## Task details:
Please copy every line with the string "nmukaan" from the entries below.

## Entries from a dataset of interfaces:
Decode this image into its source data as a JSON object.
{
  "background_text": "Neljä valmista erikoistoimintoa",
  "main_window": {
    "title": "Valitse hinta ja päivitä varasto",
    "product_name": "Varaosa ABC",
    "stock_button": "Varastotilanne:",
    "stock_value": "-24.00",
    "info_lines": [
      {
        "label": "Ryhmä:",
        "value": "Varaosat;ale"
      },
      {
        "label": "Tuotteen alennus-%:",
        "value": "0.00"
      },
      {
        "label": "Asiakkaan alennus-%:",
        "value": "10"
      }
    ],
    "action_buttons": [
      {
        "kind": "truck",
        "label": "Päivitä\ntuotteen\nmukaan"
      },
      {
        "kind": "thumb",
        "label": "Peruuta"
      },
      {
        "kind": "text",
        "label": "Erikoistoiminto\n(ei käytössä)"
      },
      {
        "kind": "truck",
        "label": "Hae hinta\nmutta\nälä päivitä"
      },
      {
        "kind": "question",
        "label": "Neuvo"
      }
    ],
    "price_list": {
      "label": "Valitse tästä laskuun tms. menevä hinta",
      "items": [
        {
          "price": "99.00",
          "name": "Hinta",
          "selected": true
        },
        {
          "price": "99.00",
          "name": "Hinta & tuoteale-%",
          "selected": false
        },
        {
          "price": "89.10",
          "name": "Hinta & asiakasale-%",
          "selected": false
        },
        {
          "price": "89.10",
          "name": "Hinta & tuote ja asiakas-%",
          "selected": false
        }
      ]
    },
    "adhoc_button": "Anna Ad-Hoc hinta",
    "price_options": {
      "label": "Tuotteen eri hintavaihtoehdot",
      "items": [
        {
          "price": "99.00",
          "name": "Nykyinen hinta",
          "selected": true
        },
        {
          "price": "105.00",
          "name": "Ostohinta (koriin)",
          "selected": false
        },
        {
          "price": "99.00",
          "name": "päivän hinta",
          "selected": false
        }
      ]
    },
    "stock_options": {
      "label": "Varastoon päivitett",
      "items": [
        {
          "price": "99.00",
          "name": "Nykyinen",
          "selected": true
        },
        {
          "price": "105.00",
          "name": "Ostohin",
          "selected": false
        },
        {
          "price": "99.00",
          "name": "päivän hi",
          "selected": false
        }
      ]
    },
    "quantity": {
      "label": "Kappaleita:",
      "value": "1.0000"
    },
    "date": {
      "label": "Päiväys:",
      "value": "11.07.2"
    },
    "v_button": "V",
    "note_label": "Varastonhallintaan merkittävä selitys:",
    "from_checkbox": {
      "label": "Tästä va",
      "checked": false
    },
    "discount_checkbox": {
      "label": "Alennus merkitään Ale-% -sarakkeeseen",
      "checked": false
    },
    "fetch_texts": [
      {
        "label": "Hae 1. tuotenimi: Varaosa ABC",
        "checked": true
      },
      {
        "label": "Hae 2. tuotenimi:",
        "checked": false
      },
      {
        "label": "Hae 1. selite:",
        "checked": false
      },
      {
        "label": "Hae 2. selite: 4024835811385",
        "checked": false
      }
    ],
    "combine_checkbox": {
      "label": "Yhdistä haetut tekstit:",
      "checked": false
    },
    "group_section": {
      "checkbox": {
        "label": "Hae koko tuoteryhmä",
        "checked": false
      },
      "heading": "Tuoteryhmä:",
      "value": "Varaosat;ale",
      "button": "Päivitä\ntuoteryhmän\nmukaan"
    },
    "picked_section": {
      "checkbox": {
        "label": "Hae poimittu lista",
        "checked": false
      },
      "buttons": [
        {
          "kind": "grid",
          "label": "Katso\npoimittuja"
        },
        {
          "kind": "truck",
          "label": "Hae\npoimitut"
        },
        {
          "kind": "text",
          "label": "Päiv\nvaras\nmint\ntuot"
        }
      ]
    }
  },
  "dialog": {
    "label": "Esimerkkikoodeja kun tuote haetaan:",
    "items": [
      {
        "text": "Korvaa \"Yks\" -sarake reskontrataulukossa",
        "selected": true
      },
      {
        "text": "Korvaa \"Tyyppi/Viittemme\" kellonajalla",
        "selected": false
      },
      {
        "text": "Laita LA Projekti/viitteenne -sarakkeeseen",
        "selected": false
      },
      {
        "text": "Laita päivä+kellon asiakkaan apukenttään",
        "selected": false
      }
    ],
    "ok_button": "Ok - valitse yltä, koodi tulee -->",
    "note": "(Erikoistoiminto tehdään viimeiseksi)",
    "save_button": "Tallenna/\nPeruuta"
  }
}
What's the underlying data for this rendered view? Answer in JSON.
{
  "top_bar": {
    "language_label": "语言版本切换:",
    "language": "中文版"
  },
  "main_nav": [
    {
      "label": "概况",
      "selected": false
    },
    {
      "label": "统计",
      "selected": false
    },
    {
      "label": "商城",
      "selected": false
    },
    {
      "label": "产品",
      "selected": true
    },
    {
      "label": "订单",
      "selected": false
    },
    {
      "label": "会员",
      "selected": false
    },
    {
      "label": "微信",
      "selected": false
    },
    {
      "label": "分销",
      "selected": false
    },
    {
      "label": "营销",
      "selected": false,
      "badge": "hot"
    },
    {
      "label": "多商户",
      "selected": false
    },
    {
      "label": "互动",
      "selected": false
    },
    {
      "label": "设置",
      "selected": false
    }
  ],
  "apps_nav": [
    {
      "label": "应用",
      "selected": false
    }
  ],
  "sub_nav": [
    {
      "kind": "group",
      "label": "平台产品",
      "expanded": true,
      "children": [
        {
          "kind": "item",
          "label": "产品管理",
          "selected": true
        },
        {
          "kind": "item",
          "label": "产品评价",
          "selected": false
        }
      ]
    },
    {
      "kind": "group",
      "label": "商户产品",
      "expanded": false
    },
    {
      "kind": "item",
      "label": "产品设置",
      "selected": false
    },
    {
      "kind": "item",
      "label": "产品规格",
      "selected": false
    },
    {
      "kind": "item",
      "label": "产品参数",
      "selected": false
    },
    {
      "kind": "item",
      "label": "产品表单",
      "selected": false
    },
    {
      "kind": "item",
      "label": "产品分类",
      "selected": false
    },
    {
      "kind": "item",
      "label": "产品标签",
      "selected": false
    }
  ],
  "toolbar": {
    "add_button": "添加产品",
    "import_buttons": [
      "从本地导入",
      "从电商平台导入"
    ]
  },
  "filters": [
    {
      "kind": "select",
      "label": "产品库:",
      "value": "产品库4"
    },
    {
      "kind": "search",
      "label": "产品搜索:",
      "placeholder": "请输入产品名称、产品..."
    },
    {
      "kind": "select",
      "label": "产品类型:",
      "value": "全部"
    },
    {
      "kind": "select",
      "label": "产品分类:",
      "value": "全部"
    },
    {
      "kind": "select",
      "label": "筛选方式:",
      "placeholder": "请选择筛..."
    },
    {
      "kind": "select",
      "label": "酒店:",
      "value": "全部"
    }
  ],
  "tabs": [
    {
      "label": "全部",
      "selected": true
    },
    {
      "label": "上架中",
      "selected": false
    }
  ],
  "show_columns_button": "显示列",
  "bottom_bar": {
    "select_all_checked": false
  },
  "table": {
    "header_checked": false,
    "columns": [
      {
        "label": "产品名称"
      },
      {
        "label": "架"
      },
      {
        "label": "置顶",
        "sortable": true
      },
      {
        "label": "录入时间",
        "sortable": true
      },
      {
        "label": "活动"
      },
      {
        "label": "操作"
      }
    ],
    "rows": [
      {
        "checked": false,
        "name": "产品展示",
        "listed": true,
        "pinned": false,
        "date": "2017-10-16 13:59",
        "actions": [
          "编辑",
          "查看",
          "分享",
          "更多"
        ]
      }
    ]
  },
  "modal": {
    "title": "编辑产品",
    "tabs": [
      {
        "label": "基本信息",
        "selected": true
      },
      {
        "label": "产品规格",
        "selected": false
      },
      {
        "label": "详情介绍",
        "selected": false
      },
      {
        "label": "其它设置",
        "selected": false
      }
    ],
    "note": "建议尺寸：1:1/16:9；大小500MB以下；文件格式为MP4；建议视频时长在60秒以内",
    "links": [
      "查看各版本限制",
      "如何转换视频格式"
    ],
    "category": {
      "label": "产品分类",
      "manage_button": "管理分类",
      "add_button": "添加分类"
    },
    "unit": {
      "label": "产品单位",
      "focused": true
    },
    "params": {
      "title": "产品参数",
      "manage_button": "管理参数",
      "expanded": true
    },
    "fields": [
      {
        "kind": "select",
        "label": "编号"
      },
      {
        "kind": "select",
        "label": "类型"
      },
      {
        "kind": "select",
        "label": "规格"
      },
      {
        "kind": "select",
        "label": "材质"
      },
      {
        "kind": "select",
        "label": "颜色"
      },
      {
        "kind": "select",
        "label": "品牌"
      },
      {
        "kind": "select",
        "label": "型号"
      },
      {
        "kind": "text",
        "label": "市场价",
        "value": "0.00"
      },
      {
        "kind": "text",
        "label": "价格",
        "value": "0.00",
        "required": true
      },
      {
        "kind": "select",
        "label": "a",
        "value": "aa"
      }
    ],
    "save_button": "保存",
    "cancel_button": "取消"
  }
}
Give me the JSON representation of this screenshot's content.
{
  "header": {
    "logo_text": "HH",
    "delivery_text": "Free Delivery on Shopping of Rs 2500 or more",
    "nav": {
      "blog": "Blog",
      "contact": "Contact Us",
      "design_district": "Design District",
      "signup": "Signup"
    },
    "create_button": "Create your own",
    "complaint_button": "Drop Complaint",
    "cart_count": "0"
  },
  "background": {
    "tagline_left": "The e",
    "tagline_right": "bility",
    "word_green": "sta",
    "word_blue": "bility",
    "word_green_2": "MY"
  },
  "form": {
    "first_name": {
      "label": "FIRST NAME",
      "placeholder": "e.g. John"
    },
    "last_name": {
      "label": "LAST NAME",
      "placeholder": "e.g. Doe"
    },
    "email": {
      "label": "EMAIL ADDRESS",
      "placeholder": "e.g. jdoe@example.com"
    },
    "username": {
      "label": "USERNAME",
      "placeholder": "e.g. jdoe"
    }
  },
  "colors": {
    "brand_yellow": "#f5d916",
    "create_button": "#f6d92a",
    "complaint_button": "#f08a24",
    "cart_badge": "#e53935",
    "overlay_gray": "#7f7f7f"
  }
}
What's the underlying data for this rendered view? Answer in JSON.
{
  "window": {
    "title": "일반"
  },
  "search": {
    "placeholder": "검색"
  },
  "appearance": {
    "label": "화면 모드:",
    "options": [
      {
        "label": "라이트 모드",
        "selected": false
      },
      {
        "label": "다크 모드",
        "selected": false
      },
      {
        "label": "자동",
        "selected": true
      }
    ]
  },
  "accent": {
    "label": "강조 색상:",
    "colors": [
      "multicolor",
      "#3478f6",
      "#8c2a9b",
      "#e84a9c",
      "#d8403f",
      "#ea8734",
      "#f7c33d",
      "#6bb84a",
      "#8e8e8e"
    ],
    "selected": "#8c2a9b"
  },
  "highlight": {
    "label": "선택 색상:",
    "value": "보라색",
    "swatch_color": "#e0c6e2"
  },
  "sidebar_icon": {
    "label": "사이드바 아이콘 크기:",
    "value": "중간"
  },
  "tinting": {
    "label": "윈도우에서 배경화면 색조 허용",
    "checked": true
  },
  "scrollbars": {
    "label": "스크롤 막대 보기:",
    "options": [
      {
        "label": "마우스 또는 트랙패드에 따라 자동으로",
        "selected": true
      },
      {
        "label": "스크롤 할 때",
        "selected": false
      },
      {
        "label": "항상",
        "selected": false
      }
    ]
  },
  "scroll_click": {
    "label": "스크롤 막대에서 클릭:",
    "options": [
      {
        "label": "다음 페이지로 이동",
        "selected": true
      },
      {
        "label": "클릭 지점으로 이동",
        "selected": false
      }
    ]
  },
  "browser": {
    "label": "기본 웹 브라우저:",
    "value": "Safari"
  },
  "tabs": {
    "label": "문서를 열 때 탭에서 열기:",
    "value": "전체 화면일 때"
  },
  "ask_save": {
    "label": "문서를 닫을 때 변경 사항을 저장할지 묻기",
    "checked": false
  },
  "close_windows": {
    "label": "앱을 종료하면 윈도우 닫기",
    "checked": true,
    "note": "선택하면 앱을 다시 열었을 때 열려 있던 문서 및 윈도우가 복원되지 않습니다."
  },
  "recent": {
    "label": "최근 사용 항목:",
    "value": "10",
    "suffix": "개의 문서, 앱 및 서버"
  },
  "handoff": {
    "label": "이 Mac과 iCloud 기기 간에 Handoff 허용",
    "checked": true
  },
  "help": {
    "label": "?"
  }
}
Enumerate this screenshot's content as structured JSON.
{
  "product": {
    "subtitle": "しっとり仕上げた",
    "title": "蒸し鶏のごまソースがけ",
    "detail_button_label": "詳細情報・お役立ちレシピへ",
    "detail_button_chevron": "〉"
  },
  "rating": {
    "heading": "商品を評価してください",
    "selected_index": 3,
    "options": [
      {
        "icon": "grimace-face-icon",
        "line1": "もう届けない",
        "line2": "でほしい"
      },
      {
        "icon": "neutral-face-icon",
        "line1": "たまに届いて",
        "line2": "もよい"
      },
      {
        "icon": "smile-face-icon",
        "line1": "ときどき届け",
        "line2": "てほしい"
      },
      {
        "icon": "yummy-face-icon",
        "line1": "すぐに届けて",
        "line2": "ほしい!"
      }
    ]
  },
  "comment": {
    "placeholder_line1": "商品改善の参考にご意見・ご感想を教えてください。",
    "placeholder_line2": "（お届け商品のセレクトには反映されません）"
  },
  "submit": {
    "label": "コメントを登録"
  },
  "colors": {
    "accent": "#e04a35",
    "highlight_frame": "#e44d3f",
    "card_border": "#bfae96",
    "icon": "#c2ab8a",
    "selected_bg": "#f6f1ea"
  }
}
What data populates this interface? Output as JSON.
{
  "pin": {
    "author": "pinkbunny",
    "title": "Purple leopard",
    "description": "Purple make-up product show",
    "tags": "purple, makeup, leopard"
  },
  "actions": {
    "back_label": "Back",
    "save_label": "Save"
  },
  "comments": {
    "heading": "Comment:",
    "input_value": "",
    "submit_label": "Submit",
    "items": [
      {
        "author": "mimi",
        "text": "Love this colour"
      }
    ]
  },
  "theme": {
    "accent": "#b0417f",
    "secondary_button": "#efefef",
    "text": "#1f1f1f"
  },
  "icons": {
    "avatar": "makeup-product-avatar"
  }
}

## Written solution:
        "label": "Päivitä\ntuotteen\nmukaan"
      "button": "Päivitä\ntuoteryhmän\nmukaan"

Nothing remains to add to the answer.